Yesterday, I attended the Women in International Security conference, hosted by the Center for Strategic and International Studies, to discuss one of the most urgent and important issues facing our nation—cybersecurity. In particular, I spoke about how DHS is building a cyber-workforce comprised of highly qualified, skilled, and innovative employees who reflect the diversity of our nation, and will enable us to meet our mission today, and in the future.
At DHS, we’re working to develop the next generation of leaders in cybersecurity while fostering an environment for talented staff to grow in this field. We are building strong cybersecurity career paths within the Department, and in partnership with other government agencies. We are also creating training and development opportunities to retain our most talented employees and ensure their professional development. In collaboration with the National Security Agency, we are strengthening the nation’s educational infrastructure by supporting Centers of Academic Excellence across the country.
In addition, we are extending the scope of cyber education beyond the federal workplace through the National Initiative for Cybersecurity Education, involving students from kindergarten through post-graduate school. And we sponsor the U.S. Cyber Challenge, a program that works with academia and the private sector to identify and develop the best and brightest cyber talent to meet our nation’s growing and changing security needs.
Kindergarteners need to know the threats that face them. Digits are weapons. Kids are the targets. Tell them young.
When it comes to homeland security, age 4 is when Americans should start being afraid of terrorism.
This is all part of a program to recruit geeks.
We also just launched a new recruitment initiative for exceptional recent college graduates called “The Secretary’s Honors Program.”. Its goal is to recruit, retain, and develop exceptionally talented entry-level people to support the Department’s missions, including cyber. We also have begun implementing recommendations proposed by the Department’s Homeland Security Advisory Council Task Force on CyberSkills, in conjunction with public-private partners, to develop a more agile cyber workforce across the federal government. Their recommendations are aimed at improving the Department’s ability to build a world-class cybersecurity team and allow us to tap into pools of talented Americans like our Veterans, whose operational experience makes them well-suited to cybersecurity work.
Homeland security is a young and growing profession where talented people can truly make an impact in many different ways. To succeed as a Department, and as a nation, we must draw on the skills and talents of the broadest range of Americans – men and women who want to serve the public good and contribute to our mission.

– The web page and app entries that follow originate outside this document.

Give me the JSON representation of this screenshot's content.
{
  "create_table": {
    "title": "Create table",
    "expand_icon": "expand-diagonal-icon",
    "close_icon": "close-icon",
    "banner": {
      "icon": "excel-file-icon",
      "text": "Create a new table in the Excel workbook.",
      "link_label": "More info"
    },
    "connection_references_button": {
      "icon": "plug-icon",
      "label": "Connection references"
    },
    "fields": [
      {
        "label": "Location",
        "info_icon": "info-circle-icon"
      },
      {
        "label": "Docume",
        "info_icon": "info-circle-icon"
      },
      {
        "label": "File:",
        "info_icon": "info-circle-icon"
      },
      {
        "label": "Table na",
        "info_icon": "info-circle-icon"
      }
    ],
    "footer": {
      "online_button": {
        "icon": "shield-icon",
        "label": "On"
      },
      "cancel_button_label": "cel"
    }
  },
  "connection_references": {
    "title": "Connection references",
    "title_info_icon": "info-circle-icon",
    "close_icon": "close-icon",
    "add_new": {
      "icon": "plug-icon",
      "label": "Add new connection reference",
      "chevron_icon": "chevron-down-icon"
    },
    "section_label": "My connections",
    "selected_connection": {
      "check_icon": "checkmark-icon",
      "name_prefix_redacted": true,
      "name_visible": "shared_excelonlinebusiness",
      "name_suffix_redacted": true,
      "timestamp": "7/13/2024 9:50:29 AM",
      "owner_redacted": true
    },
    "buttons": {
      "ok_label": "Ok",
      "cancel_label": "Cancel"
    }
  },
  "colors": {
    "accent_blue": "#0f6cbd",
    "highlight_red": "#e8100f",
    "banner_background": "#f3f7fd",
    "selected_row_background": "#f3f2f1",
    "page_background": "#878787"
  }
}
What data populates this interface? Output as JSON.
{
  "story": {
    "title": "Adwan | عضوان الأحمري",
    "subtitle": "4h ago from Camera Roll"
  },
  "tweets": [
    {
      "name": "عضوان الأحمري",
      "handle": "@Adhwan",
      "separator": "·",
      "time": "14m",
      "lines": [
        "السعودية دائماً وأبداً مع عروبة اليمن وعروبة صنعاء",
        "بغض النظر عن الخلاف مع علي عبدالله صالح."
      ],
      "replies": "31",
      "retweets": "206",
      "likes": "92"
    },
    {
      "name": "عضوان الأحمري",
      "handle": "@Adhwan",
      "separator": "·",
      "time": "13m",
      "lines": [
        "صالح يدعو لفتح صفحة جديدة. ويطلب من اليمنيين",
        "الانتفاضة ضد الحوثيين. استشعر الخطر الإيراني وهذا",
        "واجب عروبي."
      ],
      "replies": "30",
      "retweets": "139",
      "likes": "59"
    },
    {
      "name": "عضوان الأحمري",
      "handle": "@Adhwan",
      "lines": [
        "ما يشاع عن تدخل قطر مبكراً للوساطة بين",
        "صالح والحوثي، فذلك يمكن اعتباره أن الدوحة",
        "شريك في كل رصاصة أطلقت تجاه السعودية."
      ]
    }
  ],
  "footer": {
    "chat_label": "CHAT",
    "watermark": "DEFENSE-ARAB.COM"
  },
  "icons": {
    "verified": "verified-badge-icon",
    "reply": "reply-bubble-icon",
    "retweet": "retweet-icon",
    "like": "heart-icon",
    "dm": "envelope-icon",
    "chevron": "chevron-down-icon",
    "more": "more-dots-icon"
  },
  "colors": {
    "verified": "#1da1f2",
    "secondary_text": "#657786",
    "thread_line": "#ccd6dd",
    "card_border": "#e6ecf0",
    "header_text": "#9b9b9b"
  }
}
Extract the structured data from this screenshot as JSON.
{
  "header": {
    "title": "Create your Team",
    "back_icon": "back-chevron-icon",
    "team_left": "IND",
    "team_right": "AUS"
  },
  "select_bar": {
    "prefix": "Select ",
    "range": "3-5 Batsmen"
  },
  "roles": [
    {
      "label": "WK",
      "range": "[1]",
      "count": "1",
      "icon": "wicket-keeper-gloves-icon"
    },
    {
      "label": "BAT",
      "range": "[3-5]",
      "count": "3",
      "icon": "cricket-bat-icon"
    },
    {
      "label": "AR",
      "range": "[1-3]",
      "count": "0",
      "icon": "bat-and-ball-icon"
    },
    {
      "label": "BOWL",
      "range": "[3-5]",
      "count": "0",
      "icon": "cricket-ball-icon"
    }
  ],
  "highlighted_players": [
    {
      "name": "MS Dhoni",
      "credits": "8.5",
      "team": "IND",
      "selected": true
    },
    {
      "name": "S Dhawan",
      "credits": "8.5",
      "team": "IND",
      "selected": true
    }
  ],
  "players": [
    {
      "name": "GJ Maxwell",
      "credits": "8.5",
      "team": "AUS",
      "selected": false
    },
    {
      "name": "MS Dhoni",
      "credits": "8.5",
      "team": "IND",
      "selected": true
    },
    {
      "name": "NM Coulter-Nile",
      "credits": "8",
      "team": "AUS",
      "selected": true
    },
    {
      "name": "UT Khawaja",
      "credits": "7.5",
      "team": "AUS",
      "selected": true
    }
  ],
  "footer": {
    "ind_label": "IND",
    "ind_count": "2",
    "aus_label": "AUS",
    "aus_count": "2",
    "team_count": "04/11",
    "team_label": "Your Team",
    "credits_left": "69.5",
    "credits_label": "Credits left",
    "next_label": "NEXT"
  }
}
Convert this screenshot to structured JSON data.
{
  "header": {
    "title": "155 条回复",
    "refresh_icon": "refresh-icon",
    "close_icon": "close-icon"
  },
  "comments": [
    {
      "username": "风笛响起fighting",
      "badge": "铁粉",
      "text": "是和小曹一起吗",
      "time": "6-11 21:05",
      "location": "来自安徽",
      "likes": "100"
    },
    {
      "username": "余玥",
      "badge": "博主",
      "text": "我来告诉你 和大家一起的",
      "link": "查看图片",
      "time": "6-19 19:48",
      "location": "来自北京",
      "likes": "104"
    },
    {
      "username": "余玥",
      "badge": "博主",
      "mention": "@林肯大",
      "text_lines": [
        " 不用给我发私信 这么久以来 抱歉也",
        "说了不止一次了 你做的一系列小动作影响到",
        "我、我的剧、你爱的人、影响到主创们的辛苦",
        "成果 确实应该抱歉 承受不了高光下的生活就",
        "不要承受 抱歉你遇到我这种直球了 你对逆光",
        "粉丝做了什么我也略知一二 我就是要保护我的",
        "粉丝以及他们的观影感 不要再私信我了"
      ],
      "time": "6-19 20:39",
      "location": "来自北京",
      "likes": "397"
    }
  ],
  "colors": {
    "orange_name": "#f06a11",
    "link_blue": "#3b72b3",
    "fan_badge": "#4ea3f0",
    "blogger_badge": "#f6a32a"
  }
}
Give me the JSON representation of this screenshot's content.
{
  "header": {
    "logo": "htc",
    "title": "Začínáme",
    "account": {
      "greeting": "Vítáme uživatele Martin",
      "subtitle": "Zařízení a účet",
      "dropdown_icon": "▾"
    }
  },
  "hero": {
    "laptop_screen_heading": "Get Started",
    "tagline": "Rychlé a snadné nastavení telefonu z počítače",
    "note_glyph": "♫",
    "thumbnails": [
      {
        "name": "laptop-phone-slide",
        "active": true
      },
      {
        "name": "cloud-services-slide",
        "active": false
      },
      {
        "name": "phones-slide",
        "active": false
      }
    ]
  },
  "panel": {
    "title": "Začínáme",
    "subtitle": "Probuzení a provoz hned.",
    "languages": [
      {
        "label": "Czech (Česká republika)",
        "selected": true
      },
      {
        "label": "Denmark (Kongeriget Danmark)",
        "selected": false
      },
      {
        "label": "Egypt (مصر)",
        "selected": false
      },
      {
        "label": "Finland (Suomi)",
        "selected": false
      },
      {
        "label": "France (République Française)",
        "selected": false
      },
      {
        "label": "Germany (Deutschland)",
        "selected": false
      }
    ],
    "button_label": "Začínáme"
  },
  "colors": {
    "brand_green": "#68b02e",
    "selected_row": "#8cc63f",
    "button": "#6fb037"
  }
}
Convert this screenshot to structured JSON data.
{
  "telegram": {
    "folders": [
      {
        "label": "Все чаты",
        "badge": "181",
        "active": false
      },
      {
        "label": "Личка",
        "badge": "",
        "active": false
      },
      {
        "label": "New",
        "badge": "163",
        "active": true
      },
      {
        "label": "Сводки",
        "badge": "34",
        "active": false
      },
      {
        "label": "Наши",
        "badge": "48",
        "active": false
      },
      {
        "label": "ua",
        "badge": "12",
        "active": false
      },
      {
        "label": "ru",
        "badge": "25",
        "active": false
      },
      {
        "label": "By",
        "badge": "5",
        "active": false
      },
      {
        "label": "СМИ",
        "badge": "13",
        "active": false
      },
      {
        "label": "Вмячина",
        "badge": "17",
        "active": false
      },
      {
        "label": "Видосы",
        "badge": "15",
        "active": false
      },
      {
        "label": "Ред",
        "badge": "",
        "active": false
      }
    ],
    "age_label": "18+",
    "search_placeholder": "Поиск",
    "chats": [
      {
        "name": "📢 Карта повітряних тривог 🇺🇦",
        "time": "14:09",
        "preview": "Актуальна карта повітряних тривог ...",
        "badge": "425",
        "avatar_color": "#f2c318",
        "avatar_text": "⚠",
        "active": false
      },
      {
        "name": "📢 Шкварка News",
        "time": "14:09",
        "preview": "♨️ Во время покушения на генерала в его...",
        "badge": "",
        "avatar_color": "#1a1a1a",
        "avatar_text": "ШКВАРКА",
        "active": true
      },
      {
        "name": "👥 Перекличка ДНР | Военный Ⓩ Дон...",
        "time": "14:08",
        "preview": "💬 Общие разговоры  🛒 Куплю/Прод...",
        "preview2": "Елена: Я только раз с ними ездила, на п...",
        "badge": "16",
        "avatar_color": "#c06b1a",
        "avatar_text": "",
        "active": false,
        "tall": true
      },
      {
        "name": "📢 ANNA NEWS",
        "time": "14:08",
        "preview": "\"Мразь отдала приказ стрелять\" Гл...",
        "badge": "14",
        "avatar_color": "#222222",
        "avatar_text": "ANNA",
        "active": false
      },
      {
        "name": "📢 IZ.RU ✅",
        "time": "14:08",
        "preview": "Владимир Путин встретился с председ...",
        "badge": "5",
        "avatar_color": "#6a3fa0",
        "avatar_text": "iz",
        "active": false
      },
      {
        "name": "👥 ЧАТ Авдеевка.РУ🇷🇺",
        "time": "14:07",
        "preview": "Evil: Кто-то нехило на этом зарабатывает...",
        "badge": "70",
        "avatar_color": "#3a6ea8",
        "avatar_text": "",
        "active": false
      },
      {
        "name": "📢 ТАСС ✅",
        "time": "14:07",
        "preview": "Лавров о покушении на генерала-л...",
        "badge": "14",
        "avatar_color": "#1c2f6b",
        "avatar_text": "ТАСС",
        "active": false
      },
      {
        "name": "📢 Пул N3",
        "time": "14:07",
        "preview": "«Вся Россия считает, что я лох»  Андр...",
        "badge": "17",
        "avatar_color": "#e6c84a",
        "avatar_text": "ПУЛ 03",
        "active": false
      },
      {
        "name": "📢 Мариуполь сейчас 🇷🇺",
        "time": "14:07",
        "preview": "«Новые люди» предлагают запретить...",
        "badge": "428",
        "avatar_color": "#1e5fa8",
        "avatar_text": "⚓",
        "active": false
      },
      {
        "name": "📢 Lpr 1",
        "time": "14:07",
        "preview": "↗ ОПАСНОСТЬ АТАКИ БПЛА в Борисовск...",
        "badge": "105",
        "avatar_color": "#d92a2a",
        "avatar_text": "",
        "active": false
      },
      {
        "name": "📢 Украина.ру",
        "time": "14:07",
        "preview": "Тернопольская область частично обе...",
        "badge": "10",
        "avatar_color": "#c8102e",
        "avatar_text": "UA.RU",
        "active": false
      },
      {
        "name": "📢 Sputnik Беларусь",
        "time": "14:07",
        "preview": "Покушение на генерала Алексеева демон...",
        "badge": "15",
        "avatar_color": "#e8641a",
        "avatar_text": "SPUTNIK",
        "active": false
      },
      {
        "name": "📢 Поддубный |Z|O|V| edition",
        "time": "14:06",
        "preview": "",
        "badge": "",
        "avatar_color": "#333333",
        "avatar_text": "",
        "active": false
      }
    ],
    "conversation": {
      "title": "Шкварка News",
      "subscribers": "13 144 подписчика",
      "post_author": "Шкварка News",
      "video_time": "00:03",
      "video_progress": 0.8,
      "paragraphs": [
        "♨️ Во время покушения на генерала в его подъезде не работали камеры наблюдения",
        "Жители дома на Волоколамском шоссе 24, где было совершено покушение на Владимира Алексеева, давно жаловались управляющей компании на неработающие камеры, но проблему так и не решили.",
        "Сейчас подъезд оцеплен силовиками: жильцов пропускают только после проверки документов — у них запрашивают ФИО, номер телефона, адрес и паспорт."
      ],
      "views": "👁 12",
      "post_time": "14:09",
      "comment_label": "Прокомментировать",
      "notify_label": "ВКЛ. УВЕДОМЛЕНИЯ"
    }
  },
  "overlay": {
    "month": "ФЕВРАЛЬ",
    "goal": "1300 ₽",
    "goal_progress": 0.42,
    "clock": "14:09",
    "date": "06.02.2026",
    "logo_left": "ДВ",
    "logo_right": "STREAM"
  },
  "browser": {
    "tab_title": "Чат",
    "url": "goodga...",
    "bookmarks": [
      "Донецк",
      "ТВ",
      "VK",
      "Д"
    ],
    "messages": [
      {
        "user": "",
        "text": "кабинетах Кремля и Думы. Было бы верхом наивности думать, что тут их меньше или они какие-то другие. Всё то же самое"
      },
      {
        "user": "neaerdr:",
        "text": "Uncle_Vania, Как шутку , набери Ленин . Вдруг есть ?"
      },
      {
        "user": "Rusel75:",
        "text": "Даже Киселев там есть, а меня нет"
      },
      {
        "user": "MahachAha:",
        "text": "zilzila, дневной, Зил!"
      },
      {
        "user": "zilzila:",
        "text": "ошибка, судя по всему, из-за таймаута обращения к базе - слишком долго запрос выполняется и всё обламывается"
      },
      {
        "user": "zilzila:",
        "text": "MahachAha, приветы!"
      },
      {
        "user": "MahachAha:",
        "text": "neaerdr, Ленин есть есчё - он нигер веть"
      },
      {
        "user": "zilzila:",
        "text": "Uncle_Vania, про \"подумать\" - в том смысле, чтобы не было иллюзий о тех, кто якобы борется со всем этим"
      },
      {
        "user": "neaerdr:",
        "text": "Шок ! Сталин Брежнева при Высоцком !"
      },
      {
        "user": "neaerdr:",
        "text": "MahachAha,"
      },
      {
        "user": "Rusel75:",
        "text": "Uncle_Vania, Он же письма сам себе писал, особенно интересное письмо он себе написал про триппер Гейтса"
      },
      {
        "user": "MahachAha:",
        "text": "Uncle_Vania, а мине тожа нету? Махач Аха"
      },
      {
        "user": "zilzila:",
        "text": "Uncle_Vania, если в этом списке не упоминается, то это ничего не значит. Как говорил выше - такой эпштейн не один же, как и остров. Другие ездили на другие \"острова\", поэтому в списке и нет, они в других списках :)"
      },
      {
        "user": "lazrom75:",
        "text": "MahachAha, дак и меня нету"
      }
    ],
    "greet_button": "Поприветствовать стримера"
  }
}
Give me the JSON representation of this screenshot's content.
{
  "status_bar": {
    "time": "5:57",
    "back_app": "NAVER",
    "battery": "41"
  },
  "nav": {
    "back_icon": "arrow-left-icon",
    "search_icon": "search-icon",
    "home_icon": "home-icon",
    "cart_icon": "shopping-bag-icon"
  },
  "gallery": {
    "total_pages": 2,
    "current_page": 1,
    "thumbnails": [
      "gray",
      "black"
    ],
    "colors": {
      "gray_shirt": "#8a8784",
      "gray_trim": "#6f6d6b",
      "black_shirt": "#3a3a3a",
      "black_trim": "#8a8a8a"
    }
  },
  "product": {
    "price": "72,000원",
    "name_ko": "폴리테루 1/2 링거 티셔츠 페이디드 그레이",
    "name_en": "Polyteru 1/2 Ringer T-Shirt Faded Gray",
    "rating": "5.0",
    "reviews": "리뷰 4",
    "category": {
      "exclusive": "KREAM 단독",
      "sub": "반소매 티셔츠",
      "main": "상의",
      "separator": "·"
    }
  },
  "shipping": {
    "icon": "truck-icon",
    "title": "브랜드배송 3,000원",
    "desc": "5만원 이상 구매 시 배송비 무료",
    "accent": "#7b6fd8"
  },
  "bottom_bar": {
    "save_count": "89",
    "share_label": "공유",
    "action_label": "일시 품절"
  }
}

Kindergarten? Yes, sir. Geeks are born geeks. Get them while they’re young.